■ Task details
Gather all lines in the entries that include the word "time".

********

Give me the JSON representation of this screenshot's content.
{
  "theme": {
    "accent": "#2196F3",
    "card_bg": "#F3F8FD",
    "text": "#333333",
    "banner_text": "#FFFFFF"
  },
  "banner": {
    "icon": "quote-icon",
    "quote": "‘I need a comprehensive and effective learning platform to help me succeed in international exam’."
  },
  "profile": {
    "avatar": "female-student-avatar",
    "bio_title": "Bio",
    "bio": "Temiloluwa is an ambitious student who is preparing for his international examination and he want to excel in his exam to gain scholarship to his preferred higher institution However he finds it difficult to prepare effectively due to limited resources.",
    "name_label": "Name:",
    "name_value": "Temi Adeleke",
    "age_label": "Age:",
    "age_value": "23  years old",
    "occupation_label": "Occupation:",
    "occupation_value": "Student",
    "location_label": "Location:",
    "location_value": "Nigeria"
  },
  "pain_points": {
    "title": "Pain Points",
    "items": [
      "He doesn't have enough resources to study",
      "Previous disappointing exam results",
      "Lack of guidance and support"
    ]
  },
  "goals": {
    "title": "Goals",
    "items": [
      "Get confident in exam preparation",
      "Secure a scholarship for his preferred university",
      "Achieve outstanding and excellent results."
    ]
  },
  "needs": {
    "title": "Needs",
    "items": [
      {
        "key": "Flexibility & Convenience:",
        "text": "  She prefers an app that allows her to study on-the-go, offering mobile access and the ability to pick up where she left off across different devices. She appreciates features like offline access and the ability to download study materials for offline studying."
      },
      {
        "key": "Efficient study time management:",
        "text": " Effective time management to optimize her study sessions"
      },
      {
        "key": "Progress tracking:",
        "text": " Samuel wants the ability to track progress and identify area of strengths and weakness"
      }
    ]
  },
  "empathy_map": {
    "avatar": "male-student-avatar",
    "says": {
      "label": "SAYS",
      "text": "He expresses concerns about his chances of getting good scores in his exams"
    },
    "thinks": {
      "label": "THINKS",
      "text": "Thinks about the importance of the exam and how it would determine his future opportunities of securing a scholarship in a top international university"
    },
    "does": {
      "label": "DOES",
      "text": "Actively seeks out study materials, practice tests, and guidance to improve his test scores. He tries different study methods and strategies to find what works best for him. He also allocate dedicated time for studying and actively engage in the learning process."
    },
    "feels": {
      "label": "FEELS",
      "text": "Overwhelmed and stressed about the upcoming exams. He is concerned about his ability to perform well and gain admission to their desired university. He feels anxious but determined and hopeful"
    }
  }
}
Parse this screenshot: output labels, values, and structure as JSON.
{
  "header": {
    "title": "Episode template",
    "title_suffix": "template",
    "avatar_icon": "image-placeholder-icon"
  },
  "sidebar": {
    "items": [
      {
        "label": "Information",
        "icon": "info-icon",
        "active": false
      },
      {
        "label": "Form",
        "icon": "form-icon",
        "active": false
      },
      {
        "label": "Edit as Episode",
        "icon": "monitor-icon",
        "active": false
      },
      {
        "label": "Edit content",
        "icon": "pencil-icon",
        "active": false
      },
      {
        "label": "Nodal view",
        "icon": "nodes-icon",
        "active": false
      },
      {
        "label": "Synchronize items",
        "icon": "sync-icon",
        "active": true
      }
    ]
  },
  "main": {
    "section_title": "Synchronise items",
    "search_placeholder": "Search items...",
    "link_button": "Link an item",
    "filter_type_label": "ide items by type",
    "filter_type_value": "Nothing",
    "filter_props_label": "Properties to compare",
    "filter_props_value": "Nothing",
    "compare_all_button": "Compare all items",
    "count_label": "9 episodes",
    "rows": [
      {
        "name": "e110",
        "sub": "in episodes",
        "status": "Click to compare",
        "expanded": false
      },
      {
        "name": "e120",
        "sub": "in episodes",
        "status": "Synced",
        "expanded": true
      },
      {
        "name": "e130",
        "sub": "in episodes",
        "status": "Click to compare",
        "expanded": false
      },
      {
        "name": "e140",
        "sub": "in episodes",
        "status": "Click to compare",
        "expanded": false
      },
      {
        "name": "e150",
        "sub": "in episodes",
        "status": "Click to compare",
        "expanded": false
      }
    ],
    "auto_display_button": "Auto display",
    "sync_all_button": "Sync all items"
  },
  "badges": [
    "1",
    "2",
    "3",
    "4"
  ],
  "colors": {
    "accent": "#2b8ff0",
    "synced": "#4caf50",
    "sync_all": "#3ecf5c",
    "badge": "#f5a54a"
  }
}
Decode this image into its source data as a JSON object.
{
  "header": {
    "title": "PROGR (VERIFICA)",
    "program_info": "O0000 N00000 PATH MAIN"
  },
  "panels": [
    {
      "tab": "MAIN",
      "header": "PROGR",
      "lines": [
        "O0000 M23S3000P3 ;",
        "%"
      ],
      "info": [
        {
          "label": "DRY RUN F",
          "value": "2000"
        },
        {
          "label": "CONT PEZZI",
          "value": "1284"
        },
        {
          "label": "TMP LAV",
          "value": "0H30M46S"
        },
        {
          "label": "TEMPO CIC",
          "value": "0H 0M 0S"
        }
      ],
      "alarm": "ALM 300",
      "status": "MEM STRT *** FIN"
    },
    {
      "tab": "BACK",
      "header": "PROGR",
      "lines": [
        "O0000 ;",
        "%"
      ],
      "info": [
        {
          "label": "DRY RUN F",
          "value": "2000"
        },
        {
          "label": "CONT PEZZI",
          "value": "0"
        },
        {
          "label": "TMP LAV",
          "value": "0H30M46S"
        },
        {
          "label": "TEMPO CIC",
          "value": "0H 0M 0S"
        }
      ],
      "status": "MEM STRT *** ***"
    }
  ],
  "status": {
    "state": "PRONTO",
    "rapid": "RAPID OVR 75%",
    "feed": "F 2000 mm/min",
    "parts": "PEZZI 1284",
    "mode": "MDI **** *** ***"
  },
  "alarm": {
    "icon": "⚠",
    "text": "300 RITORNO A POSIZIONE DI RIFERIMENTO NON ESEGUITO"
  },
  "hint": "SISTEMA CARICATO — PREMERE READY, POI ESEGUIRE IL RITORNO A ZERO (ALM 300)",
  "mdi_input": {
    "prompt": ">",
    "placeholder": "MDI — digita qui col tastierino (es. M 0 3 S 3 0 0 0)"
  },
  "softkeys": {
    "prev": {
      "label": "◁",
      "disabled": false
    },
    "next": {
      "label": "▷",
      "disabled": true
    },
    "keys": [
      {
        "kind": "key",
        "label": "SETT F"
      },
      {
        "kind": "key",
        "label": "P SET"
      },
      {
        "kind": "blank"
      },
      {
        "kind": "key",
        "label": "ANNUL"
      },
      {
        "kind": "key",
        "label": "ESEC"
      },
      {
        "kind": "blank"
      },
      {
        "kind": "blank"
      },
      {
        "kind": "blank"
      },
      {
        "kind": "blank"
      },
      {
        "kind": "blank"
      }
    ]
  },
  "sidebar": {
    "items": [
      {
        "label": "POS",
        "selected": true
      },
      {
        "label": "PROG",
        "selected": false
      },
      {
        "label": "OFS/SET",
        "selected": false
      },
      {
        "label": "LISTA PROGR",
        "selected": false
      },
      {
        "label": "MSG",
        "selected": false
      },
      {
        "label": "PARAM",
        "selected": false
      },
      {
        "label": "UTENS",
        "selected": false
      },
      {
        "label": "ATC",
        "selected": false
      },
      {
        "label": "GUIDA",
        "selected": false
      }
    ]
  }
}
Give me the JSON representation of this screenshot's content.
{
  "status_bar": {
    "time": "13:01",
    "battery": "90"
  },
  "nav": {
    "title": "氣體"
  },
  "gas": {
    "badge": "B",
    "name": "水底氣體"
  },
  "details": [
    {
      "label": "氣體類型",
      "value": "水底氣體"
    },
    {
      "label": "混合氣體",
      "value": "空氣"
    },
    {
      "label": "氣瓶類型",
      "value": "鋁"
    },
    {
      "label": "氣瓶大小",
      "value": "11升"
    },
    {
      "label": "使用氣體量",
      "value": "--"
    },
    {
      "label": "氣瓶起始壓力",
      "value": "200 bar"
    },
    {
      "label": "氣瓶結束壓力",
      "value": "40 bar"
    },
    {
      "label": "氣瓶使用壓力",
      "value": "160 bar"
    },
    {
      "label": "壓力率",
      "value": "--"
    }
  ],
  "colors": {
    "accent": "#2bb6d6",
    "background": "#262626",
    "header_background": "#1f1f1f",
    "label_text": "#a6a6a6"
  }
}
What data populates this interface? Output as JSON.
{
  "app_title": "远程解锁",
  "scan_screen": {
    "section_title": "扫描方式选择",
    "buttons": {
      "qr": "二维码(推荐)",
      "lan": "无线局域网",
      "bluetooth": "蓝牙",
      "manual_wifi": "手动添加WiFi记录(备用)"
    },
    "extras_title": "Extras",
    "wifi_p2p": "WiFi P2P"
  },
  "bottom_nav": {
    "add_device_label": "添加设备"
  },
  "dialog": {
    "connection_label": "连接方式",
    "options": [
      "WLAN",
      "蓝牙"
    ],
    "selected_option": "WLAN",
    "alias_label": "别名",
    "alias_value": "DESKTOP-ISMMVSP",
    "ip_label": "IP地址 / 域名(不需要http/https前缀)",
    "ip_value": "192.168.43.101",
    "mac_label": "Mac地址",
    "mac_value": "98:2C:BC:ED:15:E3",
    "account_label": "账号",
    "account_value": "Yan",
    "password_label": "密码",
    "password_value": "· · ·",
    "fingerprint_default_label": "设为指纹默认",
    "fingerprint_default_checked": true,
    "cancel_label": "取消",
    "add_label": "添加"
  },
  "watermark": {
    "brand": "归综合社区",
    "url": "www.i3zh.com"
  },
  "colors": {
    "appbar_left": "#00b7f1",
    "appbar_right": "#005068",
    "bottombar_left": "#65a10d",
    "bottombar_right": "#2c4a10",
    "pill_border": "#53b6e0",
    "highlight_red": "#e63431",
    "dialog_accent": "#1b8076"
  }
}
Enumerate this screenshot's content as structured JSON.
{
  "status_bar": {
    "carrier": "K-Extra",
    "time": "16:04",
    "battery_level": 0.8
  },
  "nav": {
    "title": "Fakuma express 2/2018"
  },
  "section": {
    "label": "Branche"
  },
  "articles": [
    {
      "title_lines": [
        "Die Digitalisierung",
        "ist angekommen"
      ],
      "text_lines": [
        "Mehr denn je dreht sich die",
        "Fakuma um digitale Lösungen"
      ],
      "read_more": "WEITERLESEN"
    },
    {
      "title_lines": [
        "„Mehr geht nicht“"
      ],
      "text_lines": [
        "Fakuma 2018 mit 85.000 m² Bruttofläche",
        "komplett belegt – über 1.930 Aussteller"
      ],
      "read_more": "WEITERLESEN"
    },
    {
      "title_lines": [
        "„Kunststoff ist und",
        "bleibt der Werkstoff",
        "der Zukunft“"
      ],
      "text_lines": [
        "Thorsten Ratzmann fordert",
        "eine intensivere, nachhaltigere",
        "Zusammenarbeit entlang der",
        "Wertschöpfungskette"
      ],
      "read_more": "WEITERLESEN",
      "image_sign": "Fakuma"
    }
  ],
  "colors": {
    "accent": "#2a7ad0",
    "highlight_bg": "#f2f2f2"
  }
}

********

■ Written response
        "key": "Efficient study time management:",
        "text": " Effective time management to optimize her study sessions"
      "text": "Actively seeks out study materials, practice tests, and guidance to improve his test scores. He tries different study methods and strategies to find what works best for him. He also allocate dedicated time for studying and actively engage in the learning process."
    "time": "13:01",
    "time": "16:04",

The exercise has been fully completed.